I have always thought of viruses as being non-cellular lifeforms. And no, it isn't just because of Wikipedia. I have heard that there are viruses that are so complex, that they are very close to being considered cellular. And some viruses infect other viruses. Wow, I never thought parasitism would scale all the way down to viruses as the host until I found out about viruses that infect other viruses. So, here are the criteria scientists have used for defining living vs non-living for centuries:
- Made of at least 1 cell -> Some viruses have membranes and some cells have cell walls. Sure, cell walls are normally made up of complex sugars, but what is to say that there couldn't be lifeforms with proteins as the most prevalent component of a cell wall? And some very large viruses get close to being actual cells.

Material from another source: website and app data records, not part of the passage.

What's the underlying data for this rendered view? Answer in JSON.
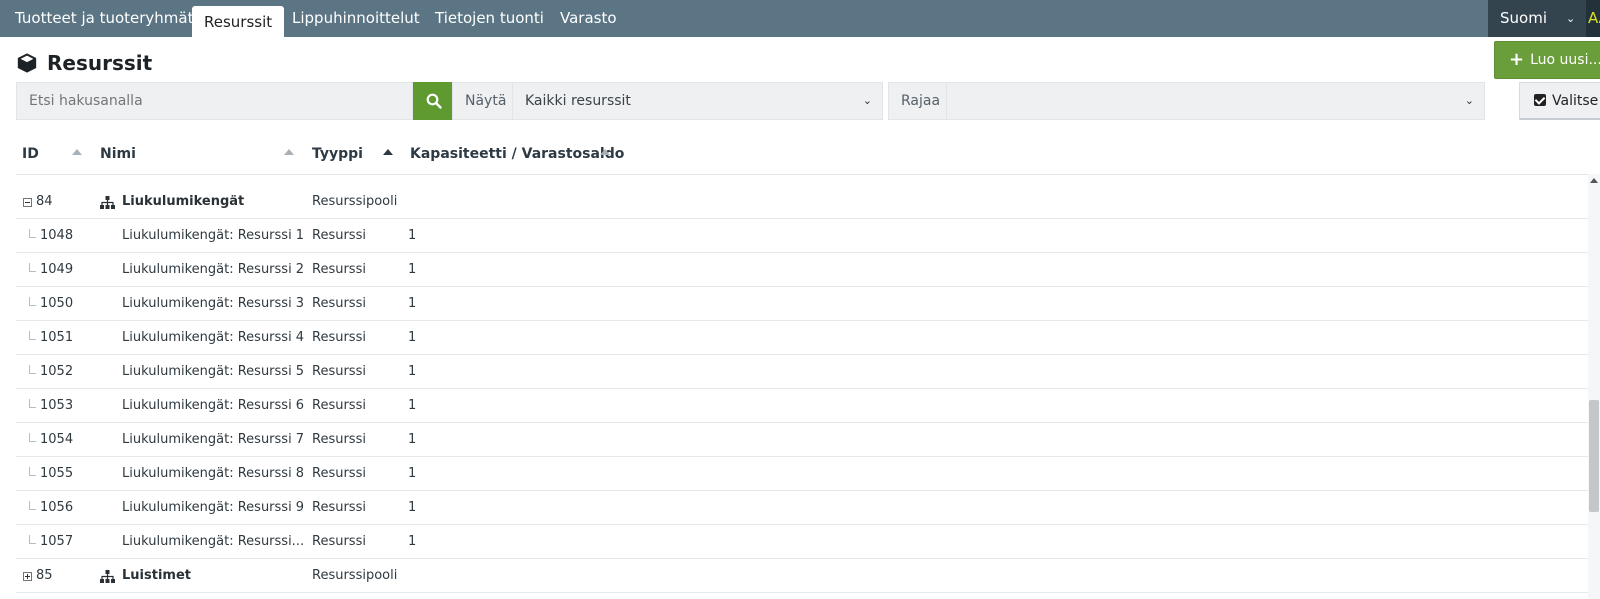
{
  "nav": {
    "tabs": [
      {
        "label": "Tuotteet ja tuoteryhmät"
      },
      {
        "label": "Resurssit"
      },
      {
        "label": "Lippuhinnoittelut"
      },
      {
        "label": "Tietojen tuonti"
      },
      {
        "label": "Varasto"
      }
    ],
    "active_tab": "Resurssit",
    "language": "Suomi",
    "user_initials": "AA"
  },
  "page": {
    "title": "Resurssit",
    "new_button": "Luo uusi..."
  },
  "filters": {
    "search_placeholder": "Etsi hakusanalla",
    "show_label": "Näytä",
    "show_value": "Kaikki resurssit",
    "limit_label": "Rajaa",
    "limit_value": "",
    "select_button": "Valitse"
  },
  "table": {
    "headers": {
      "id": "ID",
      "name": "Nimi",
      "type": "Tyyppi",
      "capacity": "Kapasiteetti / Varastosaldo"
    },
    "sorted_by": "Tyyppi",
    "rows": [
      {
        "id": "84",
        "name": "Liukulumikengät",
        "type": "Resurssipooli",
        "capacity": "",
        "kind": "pool",
        "expanded": true
      },
      {
        "id": "1048",
        "name": "Liukulumikengät: Resurssi 1",
        "type": "Resurssi",
        "capacity": "1",
        "kind": "child"
      },
      {
        "id": "1049",
        "name": "Liukulumikengät: Resurssi 2",
        "type": "Resurssi",
        "capacity": "1",
        "kind": "child"
      },
      {
        "id": "1050",
        "name": "Liukulumikengät: Resurssi 3",
        "type": "Resurssi",
        "capacity": "1",
        "kind": "child"
      },
      {
        "id": "1051",
        "name": "Liukulumikengät: Resurssi 4",
        "type": "Resurssi",
        "capacity": "1",
        "kind": "child"
      },
      {
        "id": "1052",
        "name": "Liukulumikengät: Resurssi 5",
        "type": "Resurssi",
        "capacity": "1",
        "kind": "child"
      },
      {
        "id": "1053",
        "name": "Liukulumikengät: Resurssi 6",
        "type": "Resurssi",
        "capacity": "1",
        "kind": "child"
      },
      {
        "id": "1054",
        "name": "Liukulumikengät: Resurssi 7",
        "type": "Resurssi",
        "capacity": "1",
        "kind": "child"
      },
      {
        "id": "1055",
        "name": "Liukulumikengät: Resurssi 8",
        "type": "Resurssi",
        "capacity": "1",
        "kind": "child"
      },
      {
        "id": "1056",
        "name": "Liukulumikengät: Resurssi 9",
        "type": "Resurssi",
        "capacity": "1",
        "kind": "child"
      },
      {
        "id": "1057",
        "name": "Liukulumikengät: Resurssi...",
        "type": "Resurssi",
        "capacity": "1",
        "kind": "child"
      },
      {
        "id": "85",
        "name": "Luistimet",
        "type": "Resurssipooli",
        "capacity": "",
        "kind": "pool",
        "expanded": false
      }
    ]
  },
  "colors": {
    "nav_bg": "#5b7585",
    "accent_green": "#5f9a30",
    "language_bg": "#33444f"
  }
}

- Metabolism -> This is one thing that even the most complex of viruses fail.
- Responding to stimulus -> I think viruses do respond to a stimulus, just not in the way we normally think of responding to a stimulus. I mean, they clearly respond to temperature(cold temperature, won't reproduce or at least will reproduce very slowly, moderate temperature, will definitely reproduce, but not at peak reproduction rate, hot temperature, peak reproduction rate reached) and temperature is a stimulus.

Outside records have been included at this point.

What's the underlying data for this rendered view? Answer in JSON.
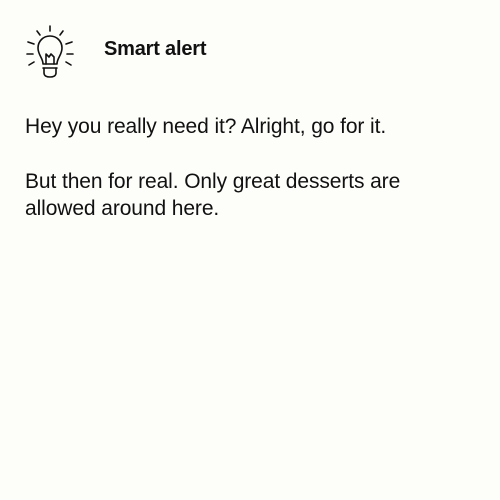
{
  "alert": {
    "icon": "lightbulb-icon",
    "title": "Smart alert",
    "messages": [
      "Hey you really need it? Alright, go for it.",
      "But then for real. Only great desserts are allowed around here."
    ]
  },
  "colors": {
    "background": "#fdfdfa",
    "text": "#111111"
  }
}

- Grow, Develop, Die -> The virus does develop, sort of, when viruses get built in the host cell(which is kind of analogous to an egg cell becoming a baby, only on a much much smaller scale). And viruses do die as well. The only thing they fail at here is growth. The virus doesn't get bigger or more complex than the parent virus unless it mutates and the mutated virus has size and/or complexity promoting genes that the original virus didn't have.
- Highly organized -> Small viruses like the flu virus fail at this. Some bigger viruses though don't fail this criterion

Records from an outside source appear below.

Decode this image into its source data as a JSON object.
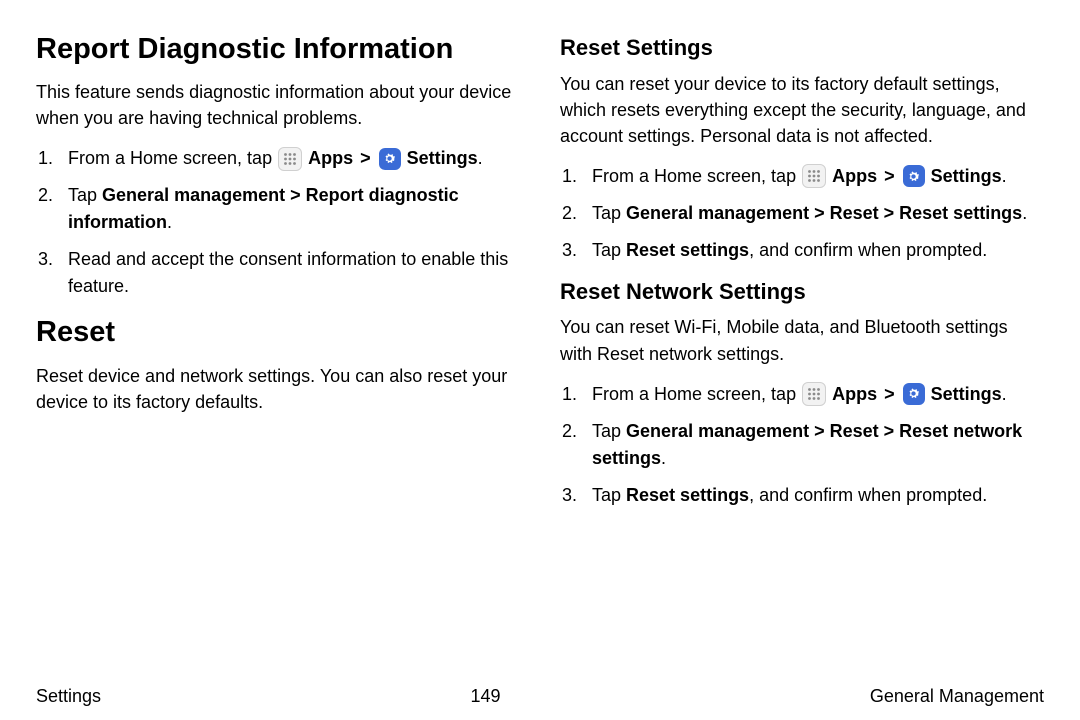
{
  "left": {
    "h1a": "Report Diagnostic Information",
    "intro_a": "This feature sends diagnostic information about your device when you are having technical problems.",
    "steps_a": {
      "s1_pre": "From a Home screen, tap ",
      "s1_apps": "Apps",
      "s1_settings": "Settings",
      "s2_pre": "Tap ",
      "s2_bold": "General management > Report diagnostic information",
      "s3": "Read and accept the consent information to enable this feature."
    },
    "h1b": "Reset",
    "intro_b": "Reset device and network settings. You can also reset your device to its factory defaults."
  },
  "right": {
    "h2a": "Reset Settings",
    "intro_a": "You can reset your device to its factory default settings, which resets everything except the security, language, and account settings. Personal data is not affected.",
    "steps_a": {
      "s1_pre": "From a Home screen, tap ",
      "s1_apps": "Apps",
      "s1_settings": "Settings",
      "s2_pre": "Tap ",
      "s2_bold": "General management > Reset > Reset settings",
      "s3_pre": "Tap ",
      "s3_bold": "Reset settings",
      "s3_post": ", and confirm when prompted."
    },
    "h2b": "Reset Network Settings",
    "intro_b": "You can reset Wi-Fi, Mobile data, and Bluetooth settings with Reset network settings.",
    "steps_b": {
      "s1_pre": "From a Home screen, tap ",
      "s1_apps": "Apps",
      "s1_settings": "Settings",
      "s2_pre": "Tap ",
      "s2_bold": "General management > Reset > Reset network settings",
      "s3_pre": "Tap ",
      "s3_bold": "Reset settings",
      "s3_post": ", and confirm when prompted."
    }
  },
  "footer": {
    "left": "Settings",
    "center": "149",
    "right": "General Management"
  },
  "chev": ">",
  "period": "."
}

- Maintain Homeostasis -> All viruses fail at this, even the complex viruses
- The ability to reproduce -> Viruses don't reproduce independently from a host but they do reproduce. If viruses were to be considered non-living because of the inability to reproduce independently of a host, than wouldn't your average parasite also be considered non-living for the same reason? Clearly parasites aren't considered non-living just because they can't independently reproduce. Viruses are just parasites of the cell, so I would say that they do meet this criterion, because viruses and their relationship to cells is parasitic. Viruses infecting other viruses also makes me think that viruses meet this criterion
- DNA changes and thus the organism evolves -> This is definitely true for viruses. Viruses evolve super fast, even just 1 cell getting infected by 2 viruses simultaneously is enough for completely different viruses to form as the genetic material and capsid proteins are exchanged between viruses as they are built(I have seen this illustrated before with 2 different flu viruses infecting one cell and 4 different viruses coming out of the cell, both the original flu viruses and 2 completely different flu viruses). So the evolution rate of viruses can be as fast as a single generation compared to the thousands of years minimum it takes for the same amount of evolution relatively speaking to occur in a multicellular organism.
Clearly, viruses do meet a lot of the criteria for a living organism. So with this and all the new discoveries of things like viruses getting ever closer to the cell in complexity and viruses that infect other viruses, why aren't viruses considered to be non-cellular lifeforms?